Sacra had been to Liberia with SIM before, and heroically volunteered to go again even after he heard fellow missionaries Nancy Writebol and Dr. Kent Brantley had contracted the virus, SIM President Bruce Johnson said.
According to NBC News, the three have been friends for some time, having worked in the same field and for the same group.
Johnson announced Sacra's name at a news conference in which Writebol made her first public comments about her terrible ordeal.
From Charlotte, North Carolina, Writebol first thanked God, then her family, and health care workers in Liberia and Atlanta for nursing her back to health.
"I'm so grateful that this beautiful woman is still with me," her husband David said. "She is the best part of my life... I love her with all my heart."
Writebol first heard the news of Sacra's infection today and immediately volunteered to go back over to take care of him, but she is not well enough to do so yet.
"They are part of the family," Writebol said, gripping David's hand as she spoke. "To hear the news is very sad, (knowing) the whole cycle of the progression of the disease and how that story might end."
Sacra, 51, is a married physician from Holden, Massachusetts, according to CNN. He was not directly treating Ebola patients in Liberia during this trip, but was delivering babies at a general hospital in Monrovia, Johnson said.
The doctor started to show symptoms of Ebola on Friday evening.
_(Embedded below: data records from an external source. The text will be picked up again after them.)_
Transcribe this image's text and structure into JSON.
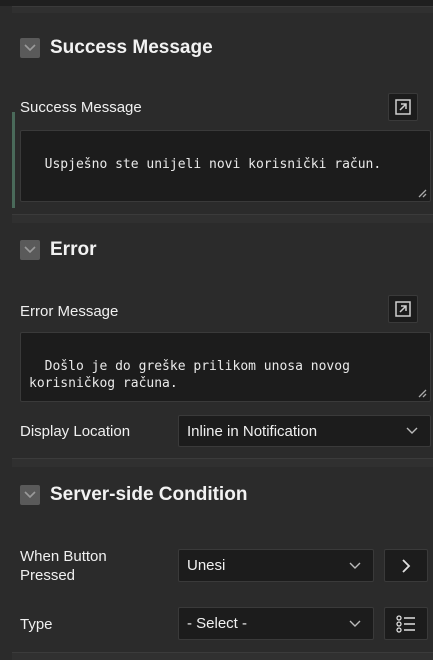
{
  "success_section": {
    "title": "Success Message",
    "field_label": "Success Message",
    "value": "Uspješno ste unijeli novi korisnički račun."
  },
  "error_section": {
    "title": "Error",
    "field_label": "Error Message",
    "value": "Došlo je do greške prilikom unosa novog\nkorisničkog računa.",
    "display_location_label": "Display Location",
    "display_location_value": "Inline in Notification"
  },
  "condition_section": {
    "title": "Server-side Condition",
    "when_button_label": "When Button\nPressed",
    "when_button_value": "Unesi",
    "type_label": "Type",
    "type_value": "- Select -"
  },
  "icons": {
    "chevron": "chevron-down-icon",
    "expand": "expand-icon",
    "next": "chevron-right-icon",
    "list": "list-icon"
  }
}
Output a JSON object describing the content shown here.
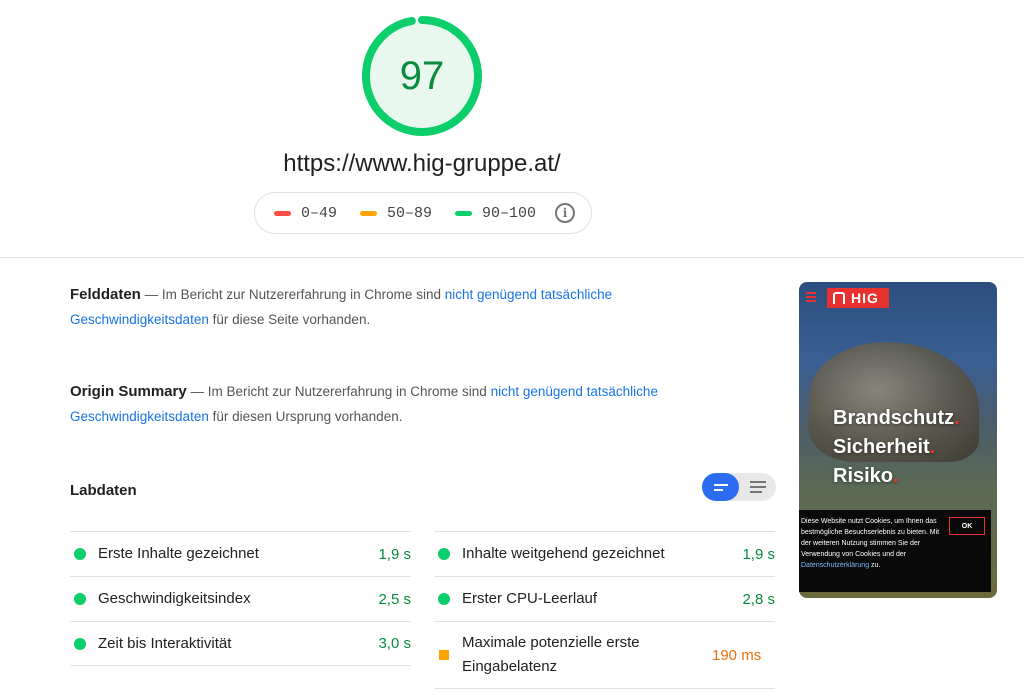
{
  "score": {
    "value": "97",
    "fraction": 0.97,
    "color": "#0cce6b",
    "bg": "#e8f8ef"
  },
  "url": "https://www.hig-gruppe.at/",
  "legend": [
    {
      "label": "0–49",
      "color": "#ff4e42"
    },
    {
      "label": "50–89",
      "color": "#ffa400"
    },
    {
      "label": "90–100",
      "color": "#0cce6b"
    }
  ],
  "field_data": {
    "title": "Felddaten",
    "before": " — Im Bericht zur Nutzererfahrung in Chrome sind ",
    "link": "nicht genügend tatsächliche Geschwindigkeitsdaten",
    "after": " für diese Seite vorhanden."
  },
  "origin_summary": {
    "title": "Origin Summary",
    "before": " — Im Bericht zur Nutzererfahrung in Chrome sind ",
    "link": "nicht genügend tatsächliche Geschwindigkeitsdaten",
    "after": " für diesen Ursprung vorhanden."
  },
  "lab_data": {
    "title": "Labdaten",
    "left": [
      {
        "label": "Erste Inhalte gezeichnet",
        "value": "1,9 s",
        "rating": "pass"
      },
      {
        "label": "Geschwindigkeitsindex",
        "value": "2,5 s",
        "rating": "pass"
      },
      {
        "label": "Zeit bis Interaktivität",
        "value": "3,0 s",
        "rating": "pass"
      }
    ],
    "right": [
      {
        "label": "Inhalte weitgehend gezeichnet",
        "value": "1,9 s",
        "rating": "pass"
      },
      {
        "label": "Erster CPU-Leerlauf",
        "value": "2,8 s",
        "rating": "pass"
      },
      {
        "label": "Maximale potenzielle erste Eingabelatenz",
        "value": "190 ms",
        "rating": "average"
      }
    ]
  },
  "thumbnail": {
    "logo": "HIG",
    "headline": [
      "Brandschutz",
      "Sicherheit",
      "Risiko"
    ],
    "cookie_text": "Diese Website nutzt Cookies, um Ihnen das bestmögliche Besuchserlebnis zu bieten. Mit der weiteren Nutzung stimmen Sie der Verwendung von Cookies und der ",
    "cookie_link": "Datenschutzerklärung",
    "cookie_after": " zu.",
    "ok_label": "OK"
  },
  "colors": {
    "pass": "#0cce6b",
    "average": "#ffa400",
    "fail": "#ff4e42",
    "link": "#1a73e8",
    "toggle_active": "#2b6cf3"
  }
}
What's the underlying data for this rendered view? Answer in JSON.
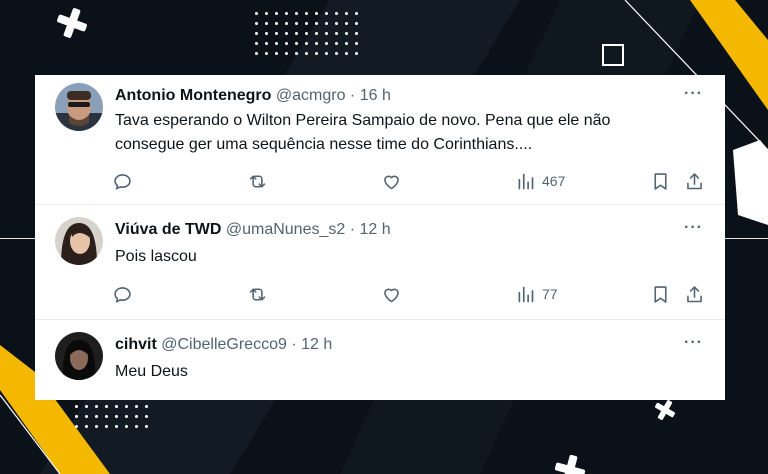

Health care workers did an Ebola test on Monday, which confirmed the deadly virus.
According to SIM, Sacra was following all protocols and taking all necessary precautions. It is unclear how he became infected, and the CDC is working diligently to trace the point of contact.
When asked if the organization was going to bring Sacra back to the United States for treatment, Johnson said all options were being explored.
Unfortunaelty, Sacra will not likely receive ZMapp, the experimental drug given to Writebol and Brantley, because there are no more doses available at this time.
About 50 percent of the people who have contracted the virus in the current outbreak have survived. The virus has killed close to 2,000 people in the recent outbreak.
NBC News reached Sacra's brother Doug by phone, and he confirmed the diagnosis.
"My brother is the perfect example of Christian Self Sacrifice," Doug Sacra Said.